The Endless Deep
Content AdvisoryThis piece contains depictions of a deep-space disaster and suicide. Please read with care.

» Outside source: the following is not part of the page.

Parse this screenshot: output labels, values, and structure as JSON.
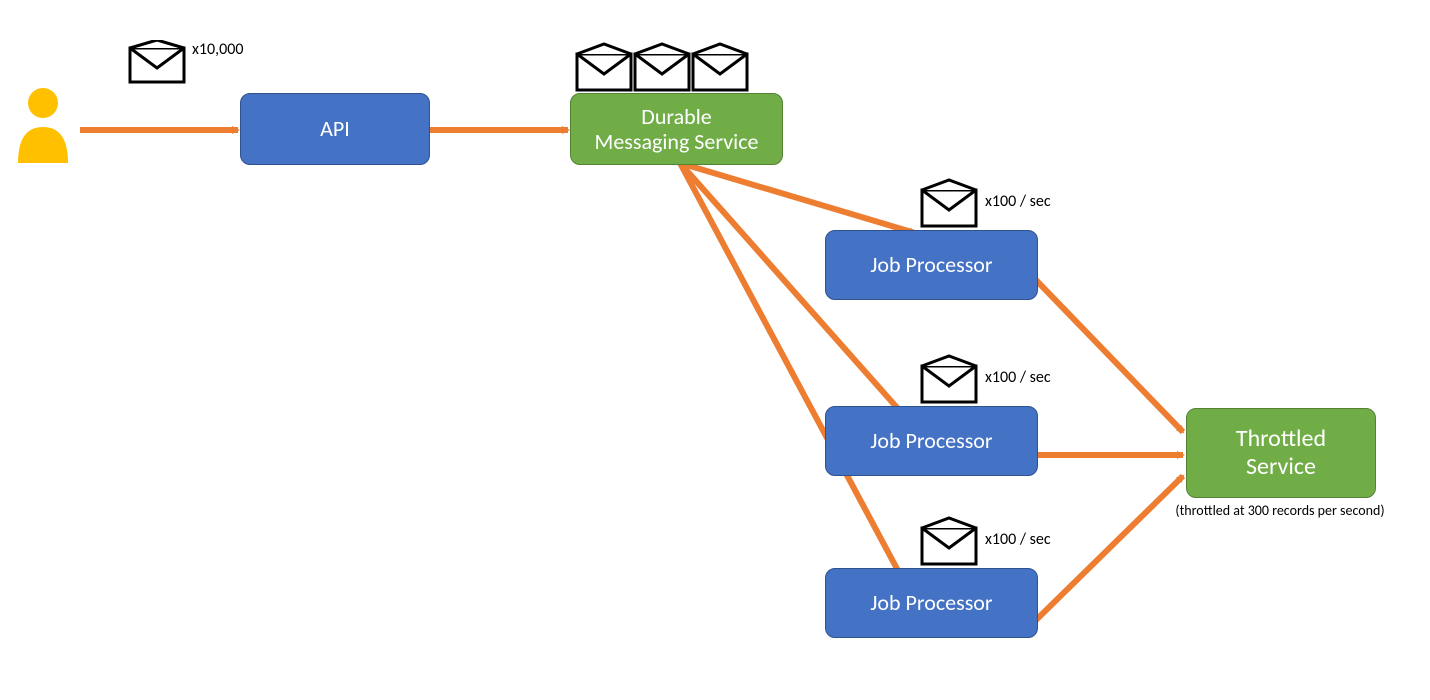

They told stories, once, of how heartless the void of space is. Every folk-name for it evokes a cold and empty vastness: the Dark, the Abyss, the Big Nothing, the Endless Deep. Over generations of technological advancement and daily life out in the black, the foreboding had faded into the background of the public consciousness. Stardrives bent the cosmos around them and leapt across the lightless fathoms to the frustration of relativity, reducing what had once been decades or centuries of travel to perhaps a month at most. Ansibles burrowed laser light through spacetime to connect world after world at broadband speeds that left photons in the dust. The universe –or at least this small pocket of known space across which humanity conducted its business of living and exploring– had steadily become a closer and more hospitable place. But the horrible reality of the great void had never abated, and it was this reality that John Dunn was forced to face. Stardrives and ansibles could not save a man lost in the dark between stars. The micrometeorites had struck without any warning. The OSC Knossos had briefly dropped out of warp to perform a routine course correction. The heavy cargo hauler and her crew of sixteen were torn apart in mere moments, colliding with a cloud of wayward cosmic debris at nearly one-tenth the speed of light. Maintenance Officer Dunn was the sole survivor, having been on standby in the aft airlock. At first, John had considered himself incredibly lucky: he was already suited up when the habitat section lost pressure, and was shielded from the worst of the disaster by the vessel itself. Once he realized the Knossos and all its facilities were destroyed beyond repair, however, it became evident to John that he may have been the unluckiest bastard in history. John allowed himself a few moments to consider the situation at hand. All the atmosphere of the ship had been vented into space, leaving him with eight hours left in his suit reclaimer. The Knossos’ fuel was streaming out into space, the reactor was useless, and worst of all, the ansible array was unresponsive. Without the tremendous energies of the reactor to power the ansible’s wormhole generator he had no way to speak to anyone further than the pitiful range of his suit radio, and there was no one else around to hear that here. He was stranded halfway between Sirius and Sol. Rescue wouldn’t arrive for days even at maximum speed. He was doomed, and more alone than any human had ever been. There was only one way out. Turning the suit’s oxygen saturation to a lethal one hundred percent, John dutifully ignored the remains of one of his crewmates floating nearby and stared out at the stars instead. When he was younger, gazing up at them from the red sands of Mars, they seemed warm and inviting. Now, as his vision slowly faded, they only felt cold.